*DATA FOR THIS TASK*.

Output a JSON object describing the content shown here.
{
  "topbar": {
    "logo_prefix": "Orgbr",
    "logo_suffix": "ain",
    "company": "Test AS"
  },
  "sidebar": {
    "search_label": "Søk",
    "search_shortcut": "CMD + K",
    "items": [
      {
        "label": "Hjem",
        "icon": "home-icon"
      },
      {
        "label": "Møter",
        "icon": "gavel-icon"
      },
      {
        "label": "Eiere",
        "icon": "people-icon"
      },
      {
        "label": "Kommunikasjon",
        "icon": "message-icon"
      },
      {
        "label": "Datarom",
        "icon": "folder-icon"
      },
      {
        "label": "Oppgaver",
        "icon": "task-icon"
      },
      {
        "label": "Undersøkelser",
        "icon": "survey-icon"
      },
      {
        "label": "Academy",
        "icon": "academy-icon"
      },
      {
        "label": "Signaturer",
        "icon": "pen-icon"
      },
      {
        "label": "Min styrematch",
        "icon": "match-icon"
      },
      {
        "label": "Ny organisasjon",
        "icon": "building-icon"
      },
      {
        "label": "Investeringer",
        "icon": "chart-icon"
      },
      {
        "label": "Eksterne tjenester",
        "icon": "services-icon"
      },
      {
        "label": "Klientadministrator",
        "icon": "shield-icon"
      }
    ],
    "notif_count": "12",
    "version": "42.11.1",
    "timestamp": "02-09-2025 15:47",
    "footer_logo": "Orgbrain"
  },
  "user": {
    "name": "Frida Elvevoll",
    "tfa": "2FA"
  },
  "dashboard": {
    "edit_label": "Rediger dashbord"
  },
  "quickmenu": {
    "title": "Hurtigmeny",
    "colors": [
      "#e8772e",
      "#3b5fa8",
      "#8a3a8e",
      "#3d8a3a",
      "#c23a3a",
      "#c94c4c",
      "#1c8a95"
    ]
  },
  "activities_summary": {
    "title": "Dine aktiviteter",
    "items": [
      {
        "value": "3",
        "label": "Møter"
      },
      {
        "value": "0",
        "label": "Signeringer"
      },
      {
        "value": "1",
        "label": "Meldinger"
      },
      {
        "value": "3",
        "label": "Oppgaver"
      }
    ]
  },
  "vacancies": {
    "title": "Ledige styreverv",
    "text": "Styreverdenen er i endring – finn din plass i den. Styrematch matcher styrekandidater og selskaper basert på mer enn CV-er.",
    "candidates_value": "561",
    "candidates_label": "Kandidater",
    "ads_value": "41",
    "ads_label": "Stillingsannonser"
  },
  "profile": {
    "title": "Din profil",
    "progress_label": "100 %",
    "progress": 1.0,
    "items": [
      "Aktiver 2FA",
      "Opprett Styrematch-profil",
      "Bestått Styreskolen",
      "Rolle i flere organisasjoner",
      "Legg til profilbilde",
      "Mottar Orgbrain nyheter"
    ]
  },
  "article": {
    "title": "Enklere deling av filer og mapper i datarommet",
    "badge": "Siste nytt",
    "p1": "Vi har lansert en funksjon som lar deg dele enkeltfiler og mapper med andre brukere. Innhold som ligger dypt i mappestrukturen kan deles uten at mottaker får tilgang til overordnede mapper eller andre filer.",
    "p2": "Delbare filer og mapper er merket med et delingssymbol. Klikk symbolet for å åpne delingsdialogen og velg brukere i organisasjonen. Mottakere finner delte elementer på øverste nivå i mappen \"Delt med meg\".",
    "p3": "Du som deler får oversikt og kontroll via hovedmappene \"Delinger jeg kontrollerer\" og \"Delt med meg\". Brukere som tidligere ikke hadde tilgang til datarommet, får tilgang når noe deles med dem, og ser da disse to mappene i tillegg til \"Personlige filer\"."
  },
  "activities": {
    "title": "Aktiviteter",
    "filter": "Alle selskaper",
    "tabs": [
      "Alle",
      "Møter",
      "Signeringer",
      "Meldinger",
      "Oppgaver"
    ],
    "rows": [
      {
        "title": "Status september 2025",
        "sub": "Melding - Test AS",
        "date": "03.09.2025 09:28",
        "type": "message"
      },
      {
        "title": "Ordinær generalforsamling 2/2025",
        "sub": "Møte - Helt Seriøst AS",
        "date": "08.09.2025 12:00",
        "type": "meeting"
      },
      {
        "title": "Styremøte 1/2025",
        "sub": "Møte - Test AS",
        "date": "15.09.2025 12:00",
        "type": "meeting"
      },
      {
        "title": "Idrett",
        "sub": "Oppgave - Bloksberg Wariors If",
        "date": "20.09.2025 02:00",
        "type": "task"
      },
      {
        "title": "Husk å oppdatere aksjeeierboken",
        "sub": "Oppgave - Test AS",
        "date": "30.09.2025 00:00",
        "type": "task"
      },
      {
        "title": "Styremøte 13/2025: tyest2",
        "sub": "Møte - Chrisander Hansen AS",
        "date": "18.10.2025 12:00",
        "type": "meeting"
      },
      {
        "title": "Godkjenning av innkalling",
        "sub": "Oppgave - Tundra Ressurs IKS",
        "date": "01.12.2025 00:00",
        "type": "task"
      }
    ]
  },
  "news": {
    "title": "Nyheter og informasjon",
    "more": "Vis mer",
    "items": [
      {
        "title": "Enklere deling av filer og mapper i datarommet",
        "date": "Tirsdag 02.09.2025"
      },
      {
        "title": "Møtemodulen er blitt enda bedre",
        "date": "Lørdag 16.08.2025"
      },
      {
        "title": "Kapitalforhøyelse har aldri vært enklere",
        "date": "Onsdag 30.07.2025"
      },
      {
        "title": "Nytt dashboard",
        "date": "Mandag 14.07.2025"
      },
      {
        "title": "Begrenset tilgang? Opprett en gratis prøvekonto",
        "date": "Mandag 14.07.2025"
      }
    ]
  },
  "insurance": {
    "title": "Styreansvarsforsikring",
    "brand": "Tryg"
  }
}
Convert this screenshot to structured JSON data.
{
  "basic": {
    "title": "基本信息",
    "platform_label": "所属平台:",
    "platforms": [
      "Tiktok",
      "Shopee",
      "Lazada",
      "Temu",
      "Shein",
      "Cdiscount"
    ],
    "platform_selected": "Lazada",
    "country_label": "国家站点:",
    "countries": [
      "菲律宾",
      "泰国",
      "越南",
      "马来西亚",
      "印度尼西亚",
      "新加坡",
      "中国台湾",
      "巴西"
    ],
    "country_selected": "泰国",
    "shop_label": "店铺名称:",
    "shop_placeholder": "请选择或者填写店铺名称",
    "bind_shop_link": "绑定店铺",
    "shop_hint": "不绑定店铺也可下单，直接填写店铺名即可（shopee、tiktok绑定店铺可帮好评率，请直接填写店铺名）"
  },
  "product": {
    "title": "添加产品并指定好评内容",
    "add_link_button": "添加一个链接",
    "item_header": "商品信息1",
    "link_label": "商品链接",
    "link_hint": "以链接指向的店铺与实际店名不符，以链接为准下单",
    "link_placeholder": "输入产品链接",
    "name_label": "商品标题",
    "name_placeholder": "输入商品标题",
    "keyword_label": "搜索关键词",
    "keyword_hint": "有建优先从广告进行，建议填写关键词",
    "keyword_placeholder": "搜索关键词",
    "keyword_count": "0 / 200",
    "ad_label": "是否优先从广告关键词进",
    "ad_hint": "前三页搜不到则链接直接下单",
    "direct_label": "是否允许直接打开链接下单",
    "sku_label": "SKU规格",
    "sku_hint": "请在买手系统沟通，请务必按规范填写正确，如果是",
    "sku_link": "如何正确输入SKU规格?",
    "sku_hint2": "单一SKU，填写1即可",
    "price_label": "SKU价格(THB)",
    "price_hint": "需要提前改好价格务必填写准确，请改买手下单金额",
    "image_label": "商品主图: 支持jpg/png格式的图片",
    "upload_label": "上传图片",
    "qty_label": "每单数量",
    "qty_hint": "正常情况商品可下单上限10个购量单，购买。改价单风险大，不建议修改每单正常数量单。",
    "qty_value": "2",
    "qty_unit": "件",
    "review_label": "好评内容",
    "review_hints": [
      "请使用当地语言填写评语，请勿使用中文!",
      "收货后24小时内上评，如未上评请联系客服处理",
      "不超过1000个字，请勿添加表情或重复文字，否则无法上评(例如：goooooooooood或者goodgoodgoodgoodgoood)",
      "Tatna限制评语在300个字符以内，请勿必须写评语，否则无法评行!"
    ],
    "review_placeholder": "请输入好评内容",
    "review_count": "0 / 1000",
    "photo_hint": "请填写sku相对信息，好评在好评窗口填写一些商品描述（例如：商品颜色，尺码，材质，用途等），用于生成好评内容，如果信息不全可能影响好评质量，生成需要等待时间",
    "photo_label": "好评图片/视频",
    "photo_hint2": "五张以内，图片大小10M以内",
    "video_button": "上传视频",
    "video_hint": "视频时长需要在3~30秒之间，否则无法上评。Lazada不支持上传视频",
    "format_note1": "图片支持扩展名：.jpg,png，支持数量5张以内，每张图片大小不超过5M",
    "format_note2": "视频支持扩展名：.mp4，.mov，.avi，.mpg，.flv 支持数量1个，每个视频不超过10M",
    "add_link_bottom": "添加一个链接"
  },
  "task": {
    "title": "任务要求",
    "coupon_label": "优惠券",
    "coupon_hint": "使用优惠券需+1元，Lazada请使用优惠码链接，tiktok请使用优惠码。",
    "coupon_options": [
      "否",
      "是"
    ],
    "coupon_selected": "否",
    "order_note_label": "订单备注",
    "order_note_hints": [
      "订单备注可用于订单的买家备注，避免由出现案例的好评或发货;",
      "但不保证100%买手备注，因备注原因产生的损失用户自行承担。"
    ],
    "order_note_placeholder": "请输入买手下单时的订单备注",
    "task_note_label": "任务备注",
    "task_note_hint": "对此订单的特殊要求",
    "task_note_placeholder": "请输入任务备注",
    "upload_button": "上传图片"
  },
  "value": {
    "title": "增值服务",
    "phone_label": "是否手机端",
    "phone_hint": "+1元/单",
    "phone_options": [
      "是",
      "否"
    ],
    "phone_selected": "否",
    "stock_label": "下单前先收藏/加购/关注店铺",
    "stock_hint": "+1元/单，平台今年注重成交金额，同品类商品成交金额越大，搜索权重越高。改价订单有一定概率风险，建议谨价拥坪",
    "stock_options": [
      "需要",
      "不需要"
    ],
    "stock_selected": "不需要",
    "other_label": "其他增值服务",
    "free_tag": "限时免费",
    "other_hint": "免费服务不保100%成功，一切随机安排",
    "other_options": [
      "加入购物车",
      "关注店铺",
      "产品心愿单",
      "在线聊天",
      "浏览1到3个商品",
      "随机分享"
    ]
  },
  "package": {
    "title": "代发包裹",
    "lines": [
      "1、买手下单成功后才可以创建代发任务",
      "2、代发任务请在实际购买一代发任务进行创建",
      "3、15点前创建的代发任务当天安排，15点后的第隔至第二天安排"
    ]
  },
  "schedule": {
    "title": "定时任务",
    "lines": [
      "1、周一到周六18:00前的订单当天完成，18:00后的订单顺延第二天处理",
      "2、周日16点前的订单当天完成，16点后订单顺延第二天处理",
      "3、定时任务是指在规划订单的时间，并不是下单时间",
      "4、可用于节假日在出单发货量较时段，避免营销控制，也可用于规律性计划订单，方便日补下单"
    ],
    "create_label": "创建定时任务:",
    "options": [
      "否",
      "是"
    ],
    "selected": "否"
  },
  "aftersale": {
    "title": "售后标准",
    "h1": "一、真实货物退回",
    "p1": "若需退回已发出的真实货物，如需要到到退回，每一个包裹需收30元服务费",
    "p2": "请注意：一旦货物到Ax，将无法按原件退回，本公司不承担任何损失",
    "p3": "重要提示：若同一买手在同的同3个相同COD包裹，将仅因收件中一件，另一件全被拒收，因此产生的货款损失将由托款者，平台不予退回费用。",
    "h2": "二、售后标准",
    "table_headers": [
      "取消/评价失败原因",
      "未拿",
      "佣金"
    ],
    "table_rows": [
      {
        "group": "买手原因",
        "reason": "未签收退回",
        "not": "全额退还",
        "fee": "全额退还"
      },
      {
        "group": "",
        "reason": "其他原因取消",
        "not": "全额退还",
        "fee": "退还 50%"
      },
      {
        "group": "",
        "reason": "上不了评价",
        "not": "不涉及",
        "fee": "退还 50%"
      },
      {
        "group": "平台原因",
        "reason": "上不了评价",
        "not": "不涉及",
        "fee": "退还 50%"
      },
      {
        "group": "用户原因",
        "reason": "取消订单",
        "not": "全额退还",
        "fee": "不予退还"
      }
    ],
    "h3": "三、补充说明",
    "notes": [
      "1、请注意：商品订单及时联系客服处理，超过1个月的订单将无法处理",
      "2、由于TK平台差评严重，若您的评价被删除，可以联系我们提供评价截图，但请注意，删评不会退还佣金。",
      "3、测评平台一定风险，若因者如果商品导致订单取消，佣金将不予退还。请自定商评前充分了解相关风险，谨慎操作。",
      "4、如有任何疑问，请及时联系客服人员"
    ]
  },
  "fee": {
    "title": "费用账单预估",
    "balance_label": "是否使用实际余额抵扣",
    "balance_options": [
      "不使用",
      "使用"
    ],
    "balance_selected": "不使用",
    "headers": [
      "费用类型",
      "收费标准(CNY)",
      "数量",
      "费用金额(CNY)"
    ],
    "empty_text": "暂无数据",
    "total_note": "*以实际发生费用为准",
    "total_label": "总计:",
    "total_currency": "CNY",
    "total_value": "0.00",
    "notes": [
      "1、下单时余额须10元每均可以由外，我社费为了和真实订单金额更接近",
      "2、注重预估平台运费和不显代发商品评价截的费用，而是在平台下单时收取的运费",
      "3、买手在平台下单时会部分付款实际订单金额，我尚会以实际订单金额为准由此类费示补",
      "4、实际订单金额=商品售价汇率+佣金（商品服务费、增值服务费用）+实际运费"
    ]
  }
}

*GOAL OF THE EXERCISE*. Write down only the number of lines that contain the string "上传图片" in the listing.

*REPLY*. 2